**TASK TO COMPLETE**
Write out the records in full and without alteration, setting aside their pictures.

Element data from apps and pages
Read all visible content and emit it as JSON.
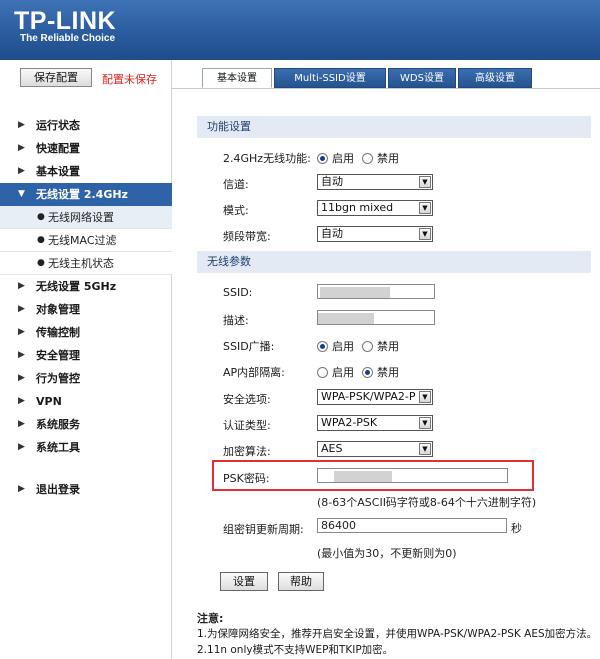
{
  "header": {
    "logo": "TP-LINK",
    "tagline": "The Reliable Choice"
  },
  "sidebar": {
    "save_label": "保存配置",
    "unsaved_label": "配置未保存",
    "menu": [
      {
        "label": "运行状态",
        "active": false
      },
      {
        "label": "快速配置",
        "active": false
      },
      {
        "label": "基本设置",
        "active": false
      },
      {
        "label": "无线设置 2.4GHz",
        "active": true
      },
      {
        "label": "无线网络设置",
        "sub": true,
        "selected": true
      },
      {
        "label": "无线MAC过滤",
        "sub": true
      },
      {
        "label": "无线主机状态",
        "sub": true
      },
      {
        "label": "无线设置 5GHz"
      },
      {
        "label": "对象管理"
      },
      {
        "label": "传输控制"
      },
      {
        "label": "安全管理"
      },
      {
        "label": "行为管控"
      },
      {
        "label": "VPN"
      },
      {
        "label": "系统服务"
      },
      {
        "label": "系统工具"
      },
      {
        "label": "退出登录"
      }
    ]
  },
  "tabs": [
    {
      "label": "基本设置",
      "active": true
    },
    {
      "label": "Multi-SSID设置"
    },
    {
      "label": "WDS设置"
    },
    {
      "label": "高级设置"
    }
  ],
  "function_section": {
    "title": "功能设置",
    "wireless_label": "2.4GHz无线功能:",
    "enable": "启用",
    "disable": "禁用",
    "wireless_value": "启用",
    "channel_label": "信道:",
    "channel_value": "自动",
    "mode_label": "模式:",
    "mode_value": "11bgn mixed",
    "bandwidth_label": "频段带宽:",
    "bandwidth_value": "自动"
  },
  "wireless_section": {
    "title": "无线参数",
    "ssid_label": "SSID:",
    "desc_label": "描述:",
    "broadcast_label": "SSID广播:",
    "broadcast_value": "启用",
    "isolation_label": "AP内部隔离:",
    "isolation_value": "禁用",
    "security_label": "安全选项:",
    "security_value": "WPA-PSK/WPA2-P",
    "auth_label": "认证类型:",
    "auth_value": "WPA2-PSK",
    "cipher_label": "加密算法:",
    "cipher_value": "AES",
    "psk_label": "PSK密码:",
    "psk_hint": "(8-63个ASCII码字符或8-64个十六进制字符)",
    "gk_label": "组密钥更新周期:",
    "gk_value": "86400",
    "gk_unit": "秒",
    "gk_hint": "(最小值为30，不更新则为0)"
  },
  "buttons": {
    "set": "设置",
    "help": "帮助"
  },
  "notes": {
    "title": "注意:",
    "line1": "1.为保障网络安全，推荐开启安全设置，并使用WPA-PSK/WPA2-PSK AES加密方法。",
    "line2": "2.11n only模式不支持WEP和TKIP加密。"
  },
  "colors": {
    "header": "#2a5c9e",
    "active_menu": "#2f63a8",
    "unsaved": "#e02020",
    "highlight": "#e03030"
  }
}
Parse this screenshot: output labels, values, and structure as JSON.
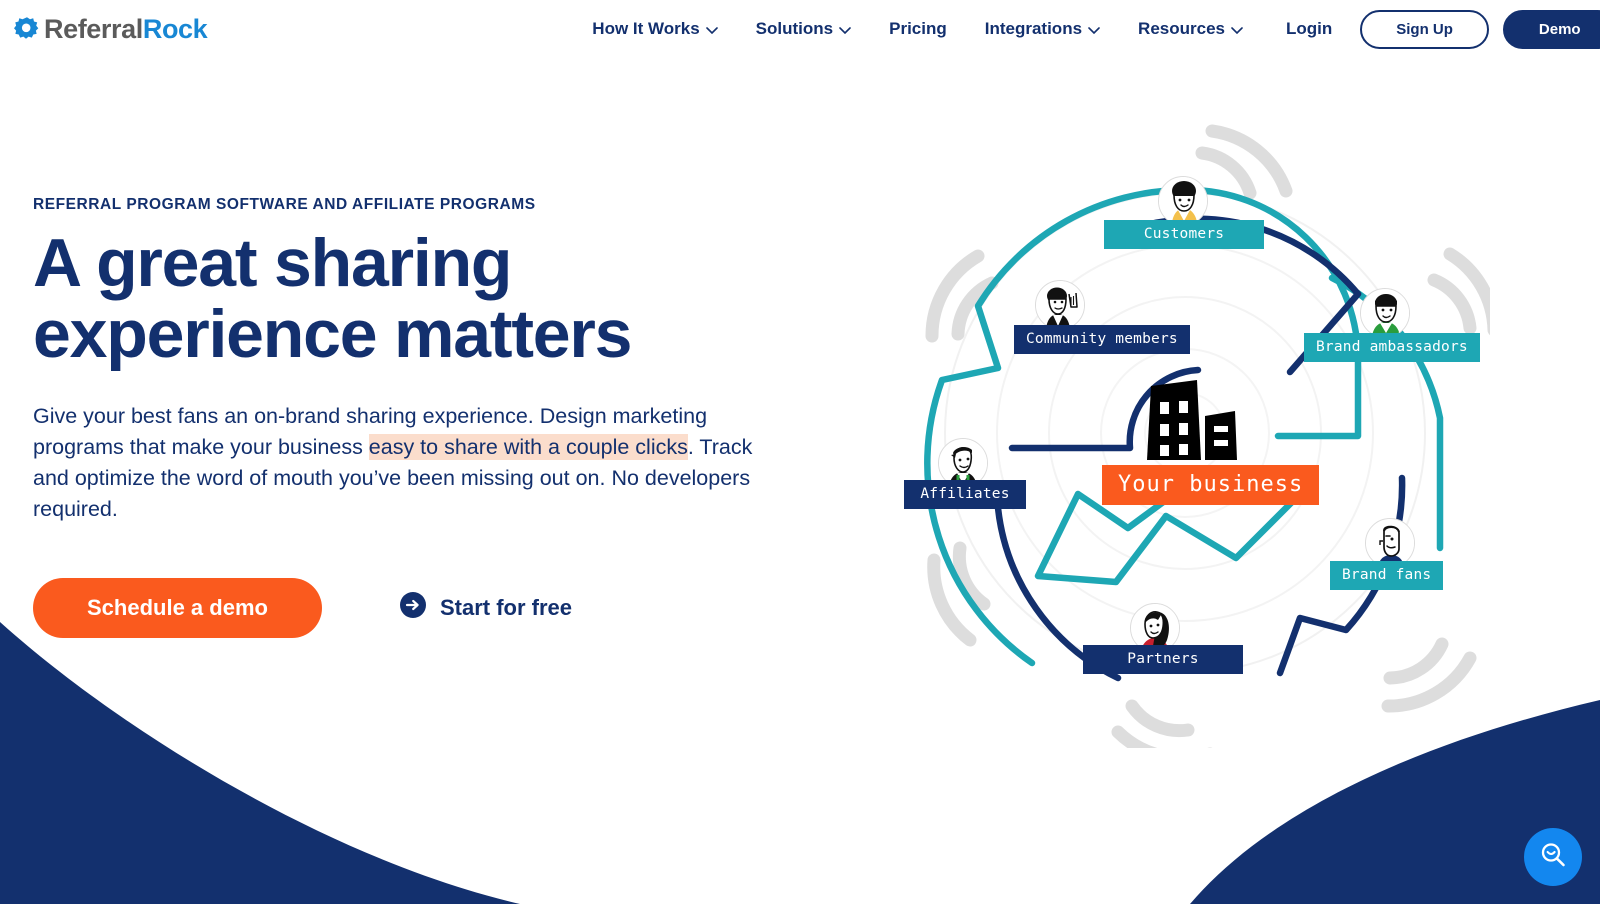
{
  "brand": {
    "logo_icon": "gear-icon",
    "name_part1": "Referral",
    "name_part2": "Rock",
    "colors": {
      "navy": "#13306e",
      "orange": "#fa5a1e",
      "teal": "#1ea7b4",
      "blue": "#1887d4",
      "highlight": "#fbddcc",
      "gray_arc": "#dddddd"
    }
  },
  "nav": {
    "items": [
      {
        "label": "How It Works",
        "has_caret": true,
        "caret_icon": "chevron-down-icon"
      },
      {
        "label": "Solutions",
        "has_caret": true,
        "caret_icon": "chevron-down-icon"
      },
      {
        "label": "Pricing",
        "has_caret": false
      },
      {
        "label": "Integrations",
        "has_caret": true,
        "caret_icon": "chevron-down-icon"
      },
      {
        "label": "Resources",
        "has_caret": true,
        "caret_icon": "chevron-down-icon"
      }
    ],
    "login_label": "Login",
    "signup_label": "Sign Up",
    "demo_label": "Demo"
  },
  "hero": {
    "eyebrow": "REFERRAL PROGRAM SOFTWARE AND AFFILIATE PROGRAMS",
    "headline_line1": "A great sharing",
    "headline_line2": "experience matters",
    "body_part1": "Give your best fans an on-brand sharing experience. Design marketing programs that make your business ",
    "body_highlight": "easy to share with a couple clicks",
    "body_part2": ". Track and optimize the word of mouth you’ve been missing out on. No developers required.",
    "primary_cta": "Schedule a demo",
    "secondary_cta": "Start for free",
    "secondary_cta_icon": "arrow-right-circle-icon"
  },
  "diagram": {
    "center_label": "Your business",
    "center_icon": "office-building-icon",
    "nodes": [
      {
        "label": "Customers",
        "style": "teal",
        "avatar": "person-afro-icon"
      },
      {
        "label": "Community members",
        "style": "navy",
        "avatar": "person-waving-icon"
      },
      {
        "label": "Brand ambassadors",
        "style": "teal",
        "avatar": "person-green-shirt-icon"
      },
      {
        "label": "Brand fans",
        "style": "teal",
        "avatar": "person-bald-icon"
      },
      {
        "label": "Partners",
        "style": "navy",
        "avatar": "person-red-hood-icon"
      },
      {
        "label": "Affiliates",
        "style": "navy",
        "avatar": "person-cap-icon"
      }
    ]
  },
  "fab": {
    "icon": "search-smile-icon",
    "title": "Search"
  }
}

**ANSWER TO THIS EXERCISE**
Read all visible content and emit it as JSON.
{
  "header": {
    "logo": "TP-LINK",
    "tagline": "The Reliable Choice"
  },
  "sidebar": {
    "save_label": "保存配置",
    "unsaved_label": "配置未保存",
    "menu": [
      {
        "label": "运行状态",
        "active": false
      },
      {
        "label": "快速配置",
        "active": false
      },
      {
        "label": "基本设置",
        "active": false
      },
      {
        "label": "无线设置 2.4GHz",
        "active": true
      },
      {
        "label": "无线网络设置",
        "sub": true,
        "selected": true
      },
      {
        "label": "无线MAC过滤",
        "sub": true
      },
      {
        "label": "无线主机状态",
        "sub": true
      },
      {
        "label": "无线设置 5GHz"
      },
      {
        "label": "对象管理"
      },
      {
        "label": "传输控制"
      },
      {
        "label": "安全管理"
      },
      {
        "label": "行为管控"
      },
      {
        "label": "VPN"
      },
      {
        "label": "系统服务"
      },
      {
        "label": "系统工具"
      },
      {
        "label": "退出登录"
      }
    ]
  },
  "tabs": [
    {
      "label": "基本设置",
      "active": true
    },
    {
      "label": "Multi-SSID设置"
    },
    {
      "label": "WDS设置"
    },
    {
      "label": "高级设置"
    }
  ],
  "function_section": {
    "title": "功能设置",
    "wireless_label": "2.4GHz无线功能:",
    "enable": "启用",
    "disable": "禁用",
    "wireless_value": "启用",
    "channel_label": "信道:",
    "channel_value": "自动",
    "mode_label": "模式:",
    "mode_value": "11bgn mixed",
    "bandwidth_label": "频段带宽:",
    "bandwidth_value": "自动"
  },
  "wireless_section": {
    "title": "无线参数",
    "ssid_label": "SSID:",
    "desc_label": "描述:",
    "broadcast_label": "SSID广播:",
    "broadcast_value": "启用",
    "isolation_label": "AP内部隔离:",
    "isolation_value": "禁用",
    "security_label": "安全选项:",
    "security_value": "WPA-PSK/WPA2-P",
    "auth_label": "认证类型:",
    "auth_value": "WPA2-PSK",
    "cipher_label": "加密算法:",
    "cipher_value": "AES",
    "psk_label": "PSK密码:",
    "psk_hint": "(8-63个ASCII码字符或8-64个十六进制字符)",
    "gk_label": "组密钥更新周期:",
    "gk_value": "86400",
    "gk_unit": "秒",
    "gk_hint": "(最小值为30，不更新则为0)"
  },
  "buttons": {
    "set": "设置",
    "help": "帮助"
  },
  "notes": {
    "title": "注意:",
    "line1": "1.为保障网络安全，推荐开启安全设置，并使用WPA-PSK/WPA2-PSK AES加密方法。",
    "line2": "2.11n only模式不支持WEP和TKIP加密。"
  },
  "colors": {
    "header": "#2a5c9e",
    "active_menu": "#2f63a8",
    "unsaved": "#e02020",
    "highlight": "#e03030"
  }
}
Parse this screenshot: output labels, values, and structure as JSON.
{
  "brand": {
    "logo_icon": "gear-icon",
    "name_part1": "Referral",
    "name_part2": "Rock",
    "colors": {
      "navy": "#13306e",
      "orange": "#fa5a1e",
      "teal": "#1ea7b4",
      "blue": "#1887d4",
      "highlight": "#fbddcc",
      "gray_arc": "#dddddd"
    }
  },
  "nav": {
    "items": [
      {
        "label": "How It Works",
        "has_caret": true,
        "caret_icon": "chevron-down-icon"
      },
      {
        "label": "Solutions",
        "has_caret": true,
        "caret_icon": "chevron-down-icon"
      },
      {
        "label": "Pricing",
        "has_caret": false
      },
      {
        "label": "Integrations",
        "has_caret": true,
        "caret_icon": "chevron-down-icon"
      },
      {
        "label": "Resources",
        "has_caret": true,
        "caret_icon": "chevron-down-icon"
      }
    ],
    "login_label": "Login",
    "signup_label": "Sign Up",
    "demo_label": "Demo"
  },
  "hero": {
    "eyebrow": "REFERRAL PROGRAM SOFTWARE AND AFFILIATE PROGRAMS",
    "headline_line1": "A great sharing",
    "headline_line2": "experience matters",
    "body_part1": "Give your best fans an on-brand sharing experience. Design marketing programs that make your business ",
    "body_highlight": "easy to share with a couple clicks",
    "body_part2": ". Track and optimize the word of mouth you’ve been missing out on. No developers required.",
    "primary_cta": "Schedule a demo",
    "secondary_cta": "Start for free",
    "secondary_cta_icon": "arrow-right-circle-icon"
  },
  "diagram": {
    "center_label": "Your business",
    "center_icon": "office-building-icon",
    "nodes": [
      {
        "label": "Customers",
        "style": "teal",
        "avatar": "person-afro-icon"
      },
      {
        "label": "Community members",
        "style": "navy",
        "avatar": "person-waving-icon"
      },
      {
        "label": "Brand ambassadors",
        "style": "teal",
        "avatar": "person-green-shirt-icon"
      },
      {
        "label": "Brand fans",
        "style": "teal",
        "avatar": "person-bald-icon"
      },
      {
        "label": "Partners",
        "style": "navy",
        "avatar": "person-red-hood-icon"
      },
      {
        "label": "Affiliates",
        "style": "navy",
        "avatar": "person-cap-icon"
      }
    ]
  },
  "fab": {
    "icon": "search-smile-icon",
    "title": "Search"
  }
}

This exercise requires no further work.